“There's always traffic, there's always construction,” complained local resident John Bockover.

“Literally every morning I’m on my way to work, it's an accident on I-4,” said resident Elijah Moore.

And there was little shock when they learned a recent study dubbed I-4 as the deadliest highway in the nation.

GPS company Teletrac Navman published research showing more than 160 people died on I-4’s 132-mile stretch from 2011 and 2015. That's 1.2 deaths per mile. Compare that to I-75, which ranks 11th on the list with a death-per-mile average of 0.59.

“Even Atlanta, their interstate system is way more congested than I-4 but I don't know, I-4 it's just a bad spot,” said Moore.

Florida Highway Patrol officials say: Don't blame the road, but focus on the drivers.

“Troopers still see a lot of the same kind of problems that we've been discussing for years,” said FHP trooper Steve Gaskins. “Talking about people driving too fast, following too closely, cutting in and out of other traffic, not using turn signals, not driving with courtesy.”

Officials argue the only way to get I-4 off such a notorious list is to stop doing the things which make driving on any road a danger.

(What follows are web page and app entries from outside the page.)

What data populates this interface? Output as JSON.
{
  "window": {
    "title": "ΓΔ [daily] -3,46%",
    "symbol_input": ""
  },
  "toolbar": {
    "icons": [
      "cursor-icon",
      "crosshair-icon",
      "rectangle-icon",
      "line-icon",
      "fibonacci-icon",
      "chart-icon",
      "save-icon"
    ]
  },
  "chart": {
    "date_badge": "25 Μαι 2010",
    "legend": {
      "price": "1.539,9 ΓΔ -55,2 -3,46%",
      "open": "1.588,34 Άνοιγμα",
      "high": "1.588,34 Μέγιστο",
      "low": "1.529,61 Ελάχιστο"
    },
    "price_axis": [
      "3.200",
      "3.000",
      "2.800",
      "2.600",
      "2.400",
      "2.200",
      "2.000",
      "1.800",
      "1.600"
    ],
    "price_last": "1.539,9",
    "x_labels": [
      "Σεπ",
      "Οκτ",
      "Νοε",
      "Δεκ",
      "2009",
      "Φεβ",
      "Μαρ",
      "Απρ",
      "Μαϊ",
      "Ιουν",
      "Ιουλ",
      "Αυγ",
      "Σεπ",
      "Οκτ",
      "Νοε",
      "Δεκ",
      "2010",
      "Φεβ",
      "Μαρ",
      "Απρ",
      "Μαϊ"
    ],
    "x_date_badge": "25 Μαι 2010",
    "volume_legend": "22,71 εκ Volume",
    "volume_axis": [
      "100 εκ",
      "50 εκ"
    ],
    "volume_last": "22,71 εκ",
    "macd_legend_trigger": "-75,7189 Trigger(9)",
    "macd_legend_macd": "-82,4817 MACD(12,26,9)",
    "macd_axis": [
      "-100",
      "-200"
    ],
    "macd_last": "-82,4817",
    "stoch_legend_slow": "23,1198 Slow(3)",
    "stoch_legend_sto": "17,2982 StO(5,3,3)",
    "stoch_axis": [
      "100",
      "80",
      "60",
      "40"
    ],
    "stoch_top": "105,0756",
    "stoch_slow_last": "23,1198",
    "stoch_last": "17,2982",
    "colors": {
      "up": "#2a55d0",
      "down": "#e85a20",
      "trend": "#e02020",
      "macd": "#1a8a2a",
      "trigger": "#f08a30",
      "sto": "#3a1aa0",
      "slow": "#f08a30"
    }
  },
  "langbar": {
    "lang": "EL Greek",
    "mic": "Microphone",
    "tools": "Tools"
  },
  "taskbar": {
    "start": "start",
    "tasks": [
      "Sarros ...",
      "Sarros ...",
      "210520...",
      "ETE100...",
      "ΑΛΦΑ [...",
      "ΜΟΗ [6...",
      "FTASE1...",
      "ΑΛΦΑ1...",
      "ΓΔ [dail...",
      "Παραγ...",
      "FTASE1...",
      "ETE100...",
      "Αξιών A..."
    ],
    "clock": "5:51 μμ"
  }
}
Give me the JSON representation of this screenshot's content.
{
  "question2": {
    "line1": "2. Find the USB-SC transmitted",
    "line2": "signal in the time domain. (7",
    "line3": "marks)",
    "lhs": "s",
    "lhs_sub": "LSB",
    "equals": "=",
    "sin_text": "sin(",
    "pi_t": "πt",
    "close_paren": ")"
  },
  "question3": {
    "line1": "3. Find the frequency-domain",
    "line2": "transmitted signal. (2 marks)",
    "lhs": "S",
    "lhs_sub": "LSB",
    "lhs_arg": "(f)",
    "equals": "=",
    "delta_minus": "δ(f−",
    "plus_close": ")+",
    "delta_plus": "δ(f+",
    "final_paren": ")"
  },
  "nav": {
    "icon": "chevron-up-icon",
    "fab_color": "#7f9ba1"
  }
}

“If I can get people to get onboard with that, to curb that behavior, those numbers, I have no doubt will decrease -- not only on I-4, but all across the state,” added Gaskins.